It’s a little early to say goodbye to Deborah DeKalb, Liberty Bell Junior/Senior High School’s retiring principal. There will be an appropriate time to thank her for the many contributions she made to not only the education but also the well-being of the Methow Valley’s children.
But we can start getting more familiar with Crosby Carpenter, who will replace DeKalb at Liberty Bell on July 1. In fact, you may already know him. Carpenter, who was chosen from among four finalists for the position, has lived in the Methow Valley with his family for the past four years while commuting to a job at Chelan High School.
Carpenter comes to the principal’s position with an untypical background, which is to say he did not follow a straight-line education career. He studied natural resource management, taught at Native American schools in New Mexico, and spent a decade as a building contractor — all of which may well come in handy as a school principal.
After earning a master’s degree in education, he taught high school classes before becoming associate principal in Chelan, where he handles a variety of programs. During the selection process, Carpenter emphasized his collaborative approach to leadership and decision-making.
The field of finalists was impressive, indicative of the job’s attraction. It’s a high-visibility role in a small community, and the Methow Valley School District’s selection process contemplated that. The process stressed community involvement including feedback from staff, parents and other valley residents about what they would like to see in a principal.
The four finalists, chosen from nine applicants, were interviewed by a review panel, met with a parent focus group, and took student-guided tours of Liberty Bell and the Independent Learning Center.
Most transparently, the candidates each spoke at a public forum where they could expound on their educational vision and personal style.
The thoroughness and openness of the process should give the community confidence that the selection committee made a good recommendation to Superintendent Tom Venable. For more information about that, see the story on page A1 of this week’s newspaper.
Meanwhile, a similar search continues to replace retiring Principal Bob Winters at Methow Valley Elementary School. Parents and community members were again invited to contribute thoughts about a “candidate profile” to help guide the selection process.
Being the principal of any public school these days is a multi-faceted challenge that requires not just educational proficiency, but also a wide range of personal skills and the ability to manage through the kinds of crises that modern schools sometimes face. The Methow Valley School District is taking great care in its choices with all that in mind.
Last week’s article about a recently completed assessment of health care needs in the Methow Valley should generate hope as well as concern. The study didn’t identify any new issues. We’re familiar with the valley’s health care challenges, and most of us have dealt with one or more of them in serious circumstances.
So while it may reiterate some things we already know, the value of such a study is to clearly define the needs with an eye toward solutions. As noted in the article, the goal of the local health care providers who commissioned the study was to improve the quality of health services in the valley by developing an integrated approach. To do that, you need a thorough understanding of the problems before you can begin solving them.

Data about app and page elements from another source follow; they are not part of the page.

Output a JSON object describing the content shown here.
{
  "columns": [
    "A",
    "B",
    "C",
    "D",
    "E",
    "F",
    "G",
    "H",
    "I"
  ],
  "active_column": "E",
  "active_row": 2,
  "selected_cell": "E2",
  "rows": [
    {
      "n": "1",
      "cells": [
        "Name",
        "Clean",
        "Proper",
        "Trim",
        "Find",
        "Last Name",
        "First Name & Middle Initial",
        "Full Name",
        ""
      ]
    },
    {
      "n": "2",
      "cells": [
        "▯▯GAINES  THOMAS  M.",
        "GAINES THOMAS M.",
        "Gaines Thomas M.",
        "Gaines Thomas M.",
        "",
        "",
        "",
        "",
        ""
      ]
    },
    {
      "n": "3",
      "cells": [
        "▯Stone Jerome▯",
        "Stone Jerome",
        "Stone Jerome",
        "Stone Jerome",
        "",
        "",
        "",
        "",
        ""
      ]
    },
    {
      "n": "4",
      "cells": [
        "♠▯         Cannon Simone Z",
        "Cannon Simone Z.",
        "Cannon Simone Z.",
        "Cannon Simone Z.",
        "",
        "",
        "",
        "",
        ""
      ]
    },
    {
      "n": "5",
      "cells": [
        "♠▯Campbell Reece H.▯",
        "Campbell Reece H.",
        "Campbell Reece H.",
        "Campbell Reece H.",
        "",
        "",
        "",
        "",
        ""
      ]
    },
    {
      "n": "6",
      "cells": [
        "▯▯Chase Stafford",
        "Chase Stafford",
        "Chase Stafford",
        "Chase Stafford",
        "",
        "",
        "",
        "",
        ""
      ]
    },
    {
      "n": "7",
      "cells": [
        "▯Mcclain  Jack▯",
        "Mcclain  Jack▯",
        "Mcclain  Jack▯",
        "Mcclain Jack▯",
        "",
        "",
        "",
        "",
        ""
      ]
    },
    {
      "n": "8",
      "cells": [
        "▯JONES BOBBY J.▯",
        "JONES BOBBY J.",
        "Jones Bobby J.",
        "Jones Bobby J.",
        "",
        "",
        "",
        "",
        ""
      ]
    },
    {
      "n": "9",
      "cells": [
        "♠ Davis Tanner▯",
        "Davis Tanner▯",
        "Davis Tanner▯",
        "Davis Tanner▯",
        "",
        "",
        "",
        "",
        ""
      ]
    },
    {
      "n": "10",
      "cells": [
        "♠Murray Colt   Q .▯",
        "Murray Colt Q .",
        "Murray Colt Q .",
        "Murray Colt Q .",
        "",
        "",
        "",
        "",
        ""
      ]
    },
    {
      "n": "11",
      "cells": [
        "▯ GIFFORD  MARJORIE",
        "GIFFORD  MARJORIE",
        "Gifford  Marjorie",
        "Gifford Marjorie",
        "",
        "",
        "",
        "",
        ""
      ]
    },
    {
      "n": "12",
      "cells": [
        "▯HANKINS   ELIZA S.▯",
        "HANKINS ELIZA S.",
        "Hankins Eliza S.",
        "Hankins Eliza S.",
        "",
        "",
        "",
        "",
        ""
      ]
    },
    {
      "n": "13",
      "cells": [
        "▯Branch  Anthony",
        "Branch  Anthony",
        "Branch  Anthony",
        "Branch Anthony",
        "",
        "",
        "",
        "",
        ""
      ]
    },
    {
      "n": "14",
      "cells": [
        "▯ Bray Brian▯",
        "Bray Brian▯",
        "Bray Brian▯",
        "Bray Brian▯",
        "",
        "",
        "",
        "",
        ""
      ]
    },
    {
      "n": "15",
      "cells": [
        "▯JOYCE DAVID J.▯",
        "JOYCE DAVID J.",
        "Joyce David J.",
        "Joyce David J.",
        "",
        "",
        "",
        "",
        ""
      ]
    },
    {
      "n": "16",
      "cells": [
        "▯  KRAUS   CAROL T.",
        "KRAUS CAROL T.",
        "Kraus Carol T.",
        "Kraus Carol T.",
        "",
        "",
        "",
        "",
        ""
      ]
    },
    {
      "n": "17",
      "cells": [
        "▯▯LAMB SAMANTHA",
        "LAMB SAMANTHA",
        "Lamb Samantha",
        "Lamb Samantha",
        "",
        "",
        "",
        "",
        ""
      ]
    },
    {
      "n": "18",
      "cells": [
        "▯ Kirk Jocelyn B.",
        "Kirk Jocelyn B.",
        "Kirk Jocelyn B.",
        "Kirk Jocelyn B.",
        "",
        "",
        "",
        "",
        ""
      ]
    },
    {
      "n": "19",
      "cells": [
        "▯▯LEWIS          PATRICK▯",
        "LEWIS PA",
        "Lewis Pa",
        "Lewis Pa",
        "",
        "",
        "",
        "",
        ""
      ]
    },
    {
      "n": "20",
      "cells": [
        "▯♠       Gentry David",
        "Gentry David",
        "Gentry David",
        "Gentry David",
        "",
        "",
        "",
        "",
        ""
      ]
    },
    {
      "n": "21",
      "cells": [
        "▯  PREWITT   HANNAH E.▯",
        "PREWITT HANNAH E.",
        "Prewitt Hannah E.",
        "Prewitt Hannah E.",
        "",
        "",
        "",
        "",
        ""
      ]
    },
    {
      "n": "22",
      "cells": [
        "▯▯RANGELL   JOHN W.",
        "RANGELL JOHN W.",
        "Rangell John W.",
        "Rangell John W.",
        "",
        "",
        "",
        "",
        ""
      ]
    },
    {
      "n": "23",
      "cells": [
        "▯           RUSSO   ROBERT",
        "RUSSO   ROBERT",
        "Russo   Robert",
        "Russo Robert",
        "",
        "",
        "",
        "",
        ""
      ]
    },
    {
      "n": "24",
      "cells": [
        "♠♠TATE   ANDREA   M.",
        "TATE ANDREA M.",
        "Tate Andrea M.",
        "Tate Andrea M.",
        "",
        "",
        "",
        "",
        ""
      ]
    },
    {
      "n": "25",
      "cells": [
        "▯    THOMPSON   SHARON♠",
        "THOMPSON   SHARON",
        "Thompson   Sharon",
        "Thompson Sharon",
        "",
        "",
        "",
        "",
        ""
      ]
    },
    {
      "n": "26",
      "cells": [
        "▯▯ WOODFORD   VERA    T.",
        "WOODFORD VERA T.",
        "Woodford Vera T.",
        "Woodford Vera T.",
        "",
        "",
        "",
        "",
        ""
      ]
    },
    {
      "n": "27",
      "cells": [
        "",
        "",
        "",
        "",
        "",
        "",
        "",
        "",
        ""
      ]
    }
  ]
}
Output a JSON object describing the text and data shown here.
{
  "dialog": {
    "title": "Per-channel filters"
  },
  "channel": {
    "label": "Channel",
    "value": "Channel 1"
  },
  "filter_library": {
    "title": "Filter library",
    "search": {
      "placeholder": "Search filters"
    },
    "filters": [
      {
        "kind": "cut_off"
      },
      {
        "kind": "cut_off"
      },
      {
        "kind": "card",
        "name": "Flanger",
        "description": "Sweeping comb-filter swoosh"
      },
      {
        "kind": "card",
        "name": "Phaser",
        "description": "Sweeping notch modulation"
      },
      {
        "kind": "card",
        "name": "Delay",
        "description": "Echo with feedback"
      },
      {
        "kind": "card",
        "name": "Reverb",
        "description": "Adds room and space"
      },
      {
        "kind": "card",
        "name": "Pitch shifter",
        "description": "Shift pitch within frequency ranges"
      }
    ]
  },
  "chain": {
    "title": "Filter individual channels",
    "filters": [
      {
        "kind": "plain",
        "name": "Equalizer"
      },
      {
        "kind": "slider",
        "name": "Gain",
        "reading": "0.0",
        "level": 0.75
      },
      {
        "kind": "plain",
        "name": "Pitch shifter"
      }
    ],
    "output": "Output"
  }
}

Along with the findings came potential strategies — things that the community can start figuring out how to accomplish, short- and long-term. There are no quick, wholesale solutions, especially given the uncertain state of medical care and health insurance in rural areas like ours. But a succession of coordinated actions can, over time, begin to make a difference. And as we have seen often in the Methow Valley, once this community gets some momentum going it can be a formidable force for change.
— Don Nelson